Superficial geology is that laid down in the last two million years on top of the solid geology. Most of the village has a superficial geology of till, a diamicton laid down in the ice ages of the mid-Pleistocene Epoch. There is a band of alluvium, river borne sand, gravel, clay and silt overlying the oolite.

Stagsden for introduction Sep 2007
Stagsden village sign September 2007

Name

Stagsden is first recorded, as Stacheden in the Domesday Book of 1086. Other variant spelling through the following years include: Stachdene (1086-1494); Staggeden (1183); Stachesden (1196-1388); Stachenden (1220-1242); Staggesden (1228); Stakeden (1235-1276); Stachedon (1247); Stakesden (1276-1346); Stageden (1276-1526); Stachden (1535); and Stackedene (1553). The first occurrence of the modern spelling was in 1766. The name appears to mean "stake valley", although for many years it was thought to mean "stag valley"; the name presumably refers to a boundary marker of some kind, perhaps that between Bedfordshire and Buckinghamshire as Stagsden is a border parish.

Stagsden Rose Show Z50-107-16
Stagsden Rose Show about 1900 [Z50/107/16]

Administrative History

Stagsden is an ancient parish in the Willey Hundred. The parish lies on the western border of Bedfordshire with Buckinghamshire adjoining the parish of Astwood. It is surrounded on its other sides by: Cranfield (south-west); Kempston Rural (south-east); Bromham (north-east) and Turvey (north-west). The village lies in the eastern part of the parish and was known as Church End; there are also the following hamlets: Bury End (north of the village); North End (north-west of the parish); West End (south of the parish) and Wick End (immediately north-east of the village). East End was transferred to Bromham in 1934.

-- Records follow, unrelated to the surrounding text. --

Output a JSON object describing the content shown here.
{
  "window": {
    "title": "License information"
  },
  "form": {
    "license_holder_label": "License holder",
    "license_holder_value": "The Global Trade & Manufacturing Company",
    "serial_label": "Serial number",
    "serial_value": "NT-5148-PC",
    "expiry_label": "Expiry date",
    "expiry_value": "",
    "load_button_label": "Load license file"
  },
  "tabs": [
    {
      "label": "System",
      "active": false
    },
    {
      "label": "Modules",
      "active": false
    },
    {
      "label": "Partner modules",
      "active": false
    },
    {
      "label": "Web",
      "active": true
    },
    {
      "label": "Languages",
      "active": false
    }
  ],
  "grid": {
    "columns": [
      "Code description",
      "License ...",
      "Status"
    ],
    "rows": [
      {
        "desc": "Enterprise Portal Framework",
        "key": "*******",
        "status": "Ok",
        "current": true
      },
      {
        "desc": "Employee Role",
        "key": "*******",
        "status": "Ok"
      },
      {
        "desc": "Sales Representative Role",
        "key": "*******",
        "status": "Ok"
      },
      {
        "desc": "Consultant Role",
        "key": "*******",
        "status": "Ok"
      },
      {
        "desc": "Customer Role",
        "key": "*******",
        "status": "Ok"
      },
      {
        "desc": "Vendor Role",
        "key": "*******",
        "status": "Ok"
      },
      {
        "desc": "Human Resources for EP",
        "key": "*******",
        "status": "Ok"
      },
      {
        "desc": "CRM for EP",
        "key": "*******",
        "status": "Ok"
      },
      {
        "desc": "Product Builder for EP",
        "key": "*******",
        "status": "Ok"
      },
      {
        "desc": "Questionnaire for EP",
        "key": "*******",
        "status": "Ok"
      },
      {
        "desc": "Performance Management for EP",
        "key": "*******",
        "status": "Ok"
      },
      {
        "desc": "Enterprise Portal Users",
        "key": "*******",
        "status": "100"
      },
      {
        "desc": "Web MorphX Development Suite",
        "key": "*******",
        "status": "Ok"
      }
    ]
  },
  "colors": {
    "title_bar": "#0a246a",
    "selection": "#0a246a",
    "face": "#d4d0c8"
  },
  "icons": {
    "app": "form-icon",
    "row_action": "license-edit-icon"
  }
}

Z50-107-21 High Street
The High Street about 1900 [Z50/107/21]

Population

In 1086 forty five people are listed as attached to the various manors of Stagsden. These were the heads of household so the number needs to be multiplied by a factor of at least four to get an idea of the size of the settlement. This suggests that around 180 people lived in the parish at the time, making it significantly larger than many other Bedfordshire parishes, including a number which are much larger today.

The Hearth Tax of 1671 (transcribed in Bedfordshire Historical Records Society Volume 16 in 1934) records 52 dwellings in Stagsden for a total of 85 hearths. It has been estimated that this represented a population of about 234. The largest number - seven - were in the house of Thomas Gray. No house is noted as containing a forge. The house of Mr.Farrow and one other were empty. Five persons in the parish "receive Collection" dued to poverty.

Volume 81 published by the Bedfordshire Historical Records Society (2002) is devoted to returns made during episcopal visitations to the county by the Bishop of Lincoln in the early 18th century, edited by former County Archivist Patricia Bell. One of the questions asked was the number of nonconformist families in the parish; the various responses were as follows:

  • 1706: 73 families, approximately 400 people;
  • 1709: 50 families;
  • 1717: 70 families;
  • 1720: "Three score and four" i.e. 64 families

Unusually, the population of Stagsden rose steadily for the first half of the 19th century then dwindled just as steadily ever since, with a brief resurgence in 1931, though the annexing of East End by Bromham three years later brought the figures down again. The following figures show the trend:

  • 1801: 492;
  • 1811: 517;
  • 1821: 542;
  • 1831: 597;
  • 1841: 632;
  • 1851: 727;
  • 1861: 708;
  • 1871: 680;
  • 1881: 548;
  • 1891: 470;
  • 1901: 429;
  • 1911: 435;
  • 1921: 388;
  • 1931: 455;
  • 1951: 368;
  • 1961: 400;
  • 1971: 348;
  • 1981: 346;
  • 1991: 355;
  • 2001: 356;
  • 2011: 363.